Task statement :: From first line to last, copy the material below exactly.

Extracted data ::
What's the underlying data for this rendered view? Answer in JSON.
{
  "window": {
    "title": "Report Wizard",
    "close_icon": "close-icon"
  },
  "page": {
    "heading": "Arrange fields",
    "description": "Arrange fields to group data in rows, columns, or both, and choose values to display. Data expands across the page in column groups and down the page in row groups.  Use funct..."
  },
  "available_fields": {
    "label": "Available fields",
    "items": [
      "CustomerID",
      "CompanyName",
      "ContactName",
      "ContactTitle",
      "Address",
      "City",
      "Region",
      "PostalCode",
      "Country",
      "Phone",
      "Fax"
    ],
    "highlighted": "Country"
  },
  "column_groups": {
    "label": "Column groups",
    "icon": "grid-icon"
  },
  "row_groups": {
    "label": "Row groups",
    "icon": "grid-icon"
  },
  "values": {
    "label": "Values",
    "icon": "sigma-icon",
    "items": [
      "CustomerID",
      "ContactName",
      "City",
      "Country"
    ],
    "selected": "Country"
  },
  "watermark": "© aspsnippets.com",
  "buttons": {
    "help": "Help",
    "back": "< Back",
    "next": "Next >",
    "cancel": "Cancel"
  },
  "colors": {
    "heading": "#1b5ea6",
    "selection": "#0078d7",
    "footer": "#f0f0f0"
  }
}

Result for this task ::
What's the underlying data for this rendered view? Answer in JSON.
{
  "window": {
    "title": "Report Wizard",
    "close_icon": "close-icon"
  },
  "page": {
    "heading": "Arrange fields",
    "description": "Arrange fields to group data in rows, columns, or both, and choose values to display. Data expands across the page in column groups and down the page in row groups.  Use funct..."
  },
  "available_fields": {
    "label": "Available fields",
    "items": [
      "CustomerID",
      "CompanyName",
      "ContactName",
      "ContactTitle",
      "Address",
      "City",
      "Region",
      "PostalCode",
      "Country",
      "Phone",
      "Fax"
    ],
    "highlighted": "Country"
  },
  "column_groups": {
    "label": "Column groups",
    "icon": "grid-icon"
  },
  "row_groups": {
    "label": "Row groups",
    "icon": "grid-icon"
  },
  "values": {
    "label": "Values",
    "icon": "sigma-icon",
    "items": [
      "CustomerID",
      "ContactName",
      "City",
      "Country"
    ],
    "selected": "Country"
  },
  "watermark": "© aspsnippets.com",
  "buttons": {
    "help": "Help",
    "back": "< Back",
    "next": "Next >",
    "cancel": "Cancel"
  },
  "colors": {
    "heading": "#1b5ea6",
    "selection": "#0078d7",
    "footer": "#f0f0f0"
  }
}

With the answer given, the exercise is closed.